Working as a welder for a forest product company means you will be in a fast-paced environment. Fixing broken equipment may mean you have to step in and manage a situation without much notice. Welding is physically demanding, and it requires manual dexterity and an eye for detail.
Welder Level A is someone who has advanced training, skills and abilities to weld all materials, including specialized alloys, by any manual welding process.
Welder Level B is a person who can weld ferrous and non-ferrous metals on plates and pipes. Welder Level C is someone who can weld various steel and aluminum parts.
Welding work also overlaps with the work of industrial mechanics (millwright), sheet-metal workers, steamfitters, pipefitters, metal fabricators (fitter), iron workers and boilermakers. With extra training, welders can transfer their skills to these related occupations.
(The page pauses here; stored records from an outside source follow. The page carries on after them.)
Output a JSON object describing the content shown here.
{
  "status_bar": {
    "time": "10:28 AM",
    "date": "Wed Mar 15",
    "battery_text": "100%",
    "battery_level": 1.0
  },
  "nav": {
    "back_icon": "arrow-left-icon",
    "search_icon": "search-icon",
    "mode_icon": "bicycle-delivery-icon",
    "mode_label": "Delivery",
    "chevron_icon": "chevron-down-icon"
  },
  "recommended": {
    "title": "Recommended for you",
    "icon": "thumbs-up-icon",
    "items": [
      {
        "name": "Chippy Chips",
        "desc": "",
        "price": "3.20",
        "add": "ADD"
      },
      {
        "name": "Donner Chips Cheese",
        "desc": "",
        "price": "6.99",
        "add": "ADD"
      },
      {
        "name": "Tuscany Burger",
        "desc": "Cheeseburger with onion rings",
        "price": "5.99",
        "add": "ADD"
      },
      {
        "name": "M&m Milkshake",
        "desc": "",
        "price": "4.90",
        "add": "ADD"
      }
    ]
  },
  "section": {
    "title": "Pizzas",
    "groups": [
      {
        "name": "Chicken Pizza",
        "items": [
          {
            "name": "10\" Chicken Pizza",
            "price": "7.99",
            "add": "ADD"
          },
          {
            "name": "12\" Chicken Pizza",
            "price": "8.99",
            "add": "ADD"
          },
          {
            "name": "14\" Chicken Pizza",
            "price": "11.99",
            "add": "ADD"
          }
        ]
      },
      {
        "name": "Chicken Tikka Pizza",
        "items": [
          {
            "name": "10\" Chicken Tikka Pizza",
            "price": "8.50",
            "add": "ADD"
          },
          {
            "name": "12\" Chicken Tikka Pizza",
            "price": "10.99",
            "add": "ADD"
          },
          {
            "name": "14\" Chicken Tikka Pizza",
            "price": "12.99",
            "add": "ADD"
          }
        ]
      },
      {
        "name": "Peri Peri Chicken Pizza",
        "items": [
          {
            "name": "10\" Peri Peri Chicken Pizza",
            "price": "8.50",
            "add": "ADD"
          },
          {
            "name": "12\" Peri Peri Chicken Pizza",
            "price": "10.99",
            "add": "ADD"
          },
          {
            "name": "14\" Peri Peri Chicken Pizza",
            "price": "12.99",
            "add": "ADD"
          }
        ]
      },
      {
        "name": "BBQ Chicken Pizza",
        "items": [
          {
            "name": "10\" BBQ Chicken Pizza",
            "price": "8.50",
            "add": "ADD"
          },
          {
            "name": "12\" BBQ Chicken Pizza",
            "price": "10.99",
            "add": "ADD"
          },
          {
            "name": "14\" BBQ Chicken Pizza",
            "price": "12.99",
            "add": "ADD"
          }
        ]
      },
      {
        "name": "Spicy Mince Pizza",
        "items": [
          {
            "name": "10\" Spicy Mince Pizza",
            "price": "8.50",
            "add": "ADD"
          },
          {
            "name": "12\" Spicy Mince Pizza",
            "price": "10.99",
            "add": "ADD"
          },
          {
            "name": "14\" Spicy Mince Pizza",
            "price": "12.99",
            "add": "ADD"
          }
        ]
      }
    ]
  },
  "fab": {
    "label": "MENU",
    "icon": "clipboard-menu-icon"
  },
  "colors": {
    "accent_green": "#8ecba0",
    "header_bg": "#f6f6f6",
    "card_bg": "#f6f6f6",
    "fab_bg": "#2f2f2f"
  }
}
Getting a high school diploma or an equivalent qualification is usually required. After that, you will need to complete a three-year apprenticeship program. Alternatively, a combination of over three years of work experience as a welder and some college or industry courses in welding is usually required to be eligible for trade certification. As an apprentice, you get training while earning a pay cheque and building a career as a highly skilled worker. Interprovincial Red Seal endorsement is also available to allow your skills to be officially recognized across Canada.
Apprentices can receive up to $4,000 in grants to pay tuition, travel, tools or other expenses.
If you are considering an apprenticeship, visit the interprovincial Red Seal program for information on how to get started.
Industrial electricians install, maintain, troubleshoot and repair industrial electrical equipment and associated electrical and electronic controls. In the forest products industry they play a variety of roles but are typically found working in mills and other industrial settings like pellet plants and planer facilities.
Industrial electricians troubleshoot and diagnose electrical and failures in manufacturing processes. To be good at troubleshooting means you need a broad understanding of electrical systems so you can isolate and repair faults and failures. A day in the life of an industrial electrician might involve repairing a critical electrical fault fast enough to prevent an entire mill operation from shutting down.
Electrical technology and equipment also changes rapidly, so you need to stay on top of what’s happening in your industry.
Increasing use of robotics and other computerized control equipment is creating more work for industrial electricians, because they are the ones who install and maintain the equipment. Technological change usually results in a greater demand for industrial electricians.